BEGIN

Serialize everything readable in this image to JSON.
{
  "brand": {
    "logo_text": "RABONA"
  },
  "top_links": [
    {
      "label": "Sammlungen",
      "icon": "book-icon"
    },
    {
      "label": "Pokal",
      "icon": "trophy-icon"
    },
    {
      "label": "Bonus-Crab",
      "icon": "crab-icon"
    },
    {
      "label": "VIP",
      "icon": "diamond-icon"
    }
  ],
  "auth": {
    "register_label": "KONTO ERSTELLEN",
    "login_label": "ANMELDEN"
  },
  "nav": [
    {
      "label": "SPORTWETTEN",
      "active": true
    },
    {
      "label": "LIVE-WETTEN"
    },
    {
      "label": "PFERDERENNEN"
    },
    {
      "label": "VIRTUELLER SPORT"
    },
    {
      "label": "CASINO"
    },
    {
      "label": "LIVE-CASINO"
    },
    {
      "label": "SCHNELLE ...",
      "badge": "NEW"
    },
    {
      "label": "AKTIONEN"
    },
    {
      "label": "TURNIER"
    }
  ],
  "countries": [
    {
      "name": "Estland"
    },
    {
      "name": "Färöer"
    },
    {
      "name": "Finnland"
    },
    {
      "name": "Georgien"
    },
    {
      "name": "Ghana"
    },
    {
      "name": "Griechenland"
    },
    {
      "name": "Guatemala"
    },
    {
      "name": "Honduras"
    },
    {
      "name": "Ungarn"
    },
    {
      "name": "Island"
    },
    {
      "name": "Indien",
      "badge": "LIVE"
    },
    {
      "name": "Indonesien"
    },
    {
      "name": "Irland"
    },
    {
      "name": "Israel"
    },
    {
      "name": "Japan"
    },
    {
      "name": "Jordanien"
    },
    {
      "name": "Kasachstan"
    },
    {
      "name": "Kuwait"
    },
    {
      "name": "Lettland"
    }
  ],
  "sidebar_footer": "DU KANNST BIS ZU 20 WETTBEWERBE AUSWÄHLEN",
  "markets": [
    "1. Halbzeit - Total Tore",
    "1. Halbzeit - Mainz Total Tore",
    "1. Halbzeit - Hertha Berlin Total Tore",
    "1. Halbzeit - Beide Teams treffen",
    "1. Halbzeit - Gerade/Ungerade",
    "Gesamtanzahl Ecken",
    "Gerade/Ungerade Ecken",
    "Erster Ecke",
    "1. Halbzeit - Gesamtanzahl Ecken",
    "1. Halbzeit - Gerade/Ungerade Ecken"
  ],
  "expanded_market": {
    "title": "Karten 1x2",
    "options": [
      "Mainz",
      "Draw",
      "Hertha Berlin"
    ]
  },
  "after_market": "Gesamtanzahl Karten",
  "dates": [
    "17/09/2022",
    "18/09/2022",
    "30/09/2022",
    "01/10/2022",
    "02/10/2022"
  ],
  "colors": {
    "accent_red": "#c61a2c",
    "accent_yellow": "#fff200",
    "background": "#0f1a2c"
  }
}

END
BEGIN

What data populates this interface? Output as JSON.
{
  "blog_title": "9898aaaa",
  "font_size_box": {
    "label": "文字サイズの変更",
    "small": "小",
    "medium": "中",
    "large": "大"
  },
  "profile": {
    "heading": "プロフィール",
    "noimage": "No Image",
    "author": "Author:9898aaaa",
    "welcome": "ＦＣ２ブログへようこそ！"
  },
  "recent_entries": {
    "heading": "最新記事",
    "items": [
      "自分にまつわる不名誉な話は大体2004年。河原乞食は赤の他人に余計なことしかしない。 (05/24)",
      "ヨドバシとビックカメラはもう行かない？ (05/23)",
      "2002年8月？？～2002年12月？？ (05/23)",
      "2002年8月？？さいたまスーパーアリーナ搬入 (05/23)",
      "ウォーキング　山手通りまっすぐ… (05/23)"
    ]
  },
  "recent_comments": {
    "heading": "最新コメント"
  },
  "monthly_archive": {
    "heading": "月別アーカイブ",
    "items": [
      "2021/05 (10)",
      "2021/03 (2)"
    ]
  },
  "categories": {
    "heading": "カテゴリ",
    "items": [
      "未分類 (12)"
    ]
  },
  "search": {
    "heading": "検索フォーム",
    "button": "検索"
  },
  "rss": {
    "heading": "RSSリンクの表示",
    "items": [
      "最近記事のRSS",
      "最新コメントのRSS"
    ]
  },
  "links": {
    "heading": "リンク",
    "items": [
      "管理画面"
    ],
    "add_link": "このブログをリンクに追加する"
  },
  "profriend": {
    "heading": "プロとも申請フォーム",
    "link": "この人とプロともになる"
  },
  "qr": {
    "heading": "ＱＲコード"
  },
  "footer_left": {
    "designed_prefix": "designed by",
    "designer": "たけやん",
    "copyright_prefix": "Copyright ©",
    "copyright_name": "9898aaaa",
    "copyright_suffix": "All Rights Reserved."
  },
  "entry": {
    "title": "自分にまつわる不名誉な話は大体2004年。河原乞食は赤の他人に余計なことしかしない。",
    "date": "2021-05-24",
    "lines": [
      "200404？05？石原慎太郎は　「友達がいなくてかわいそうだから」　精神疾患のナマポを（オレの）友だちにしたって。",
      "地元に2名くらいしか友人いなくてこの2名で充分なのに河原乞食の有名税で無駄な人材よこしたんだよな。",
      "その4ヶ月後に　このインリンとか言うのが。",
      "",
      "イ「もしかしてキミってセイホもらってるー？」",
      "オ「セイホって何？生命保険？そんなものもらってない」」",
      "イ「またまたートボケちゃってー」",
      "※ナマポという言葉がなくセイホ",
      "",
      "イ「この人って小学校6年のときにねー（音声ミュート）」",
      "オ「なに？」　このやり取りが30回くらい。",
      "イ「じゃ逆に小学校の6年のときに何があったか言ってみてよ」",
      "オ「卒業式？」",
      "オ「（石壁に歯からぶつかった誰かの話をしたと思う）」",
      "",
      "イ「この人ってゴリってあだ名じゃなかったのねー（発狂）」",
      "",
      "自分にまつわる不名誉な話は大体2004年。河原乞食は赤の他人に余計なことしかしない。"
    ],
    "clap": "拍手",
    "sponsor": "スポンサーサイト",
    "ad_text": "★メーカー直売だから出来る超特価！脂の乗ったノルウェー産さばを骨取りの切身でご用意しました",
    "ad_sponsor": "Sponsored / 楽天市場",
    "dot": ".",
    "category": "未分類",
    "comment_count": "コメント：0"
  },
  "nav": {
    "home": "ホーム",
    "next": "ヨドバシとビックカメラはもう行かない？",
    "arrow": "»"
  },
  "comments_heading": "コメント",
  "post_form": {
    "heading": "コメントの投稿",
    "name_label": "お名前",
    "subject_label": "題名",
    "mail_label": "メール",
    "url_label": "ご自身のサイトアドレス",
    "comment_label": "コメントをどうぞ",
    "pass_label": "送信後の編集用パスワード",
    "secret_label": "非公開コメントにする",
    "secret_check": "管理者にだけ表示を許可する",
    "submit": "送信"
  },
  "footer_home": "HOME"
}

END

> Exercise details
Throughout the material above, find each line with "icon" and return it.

> Answer to this exercise
      "icon": "book-icon"
      "icon": "trophy-icon"
      "icon": "crab-icon"
      "icon": "diamond-icon"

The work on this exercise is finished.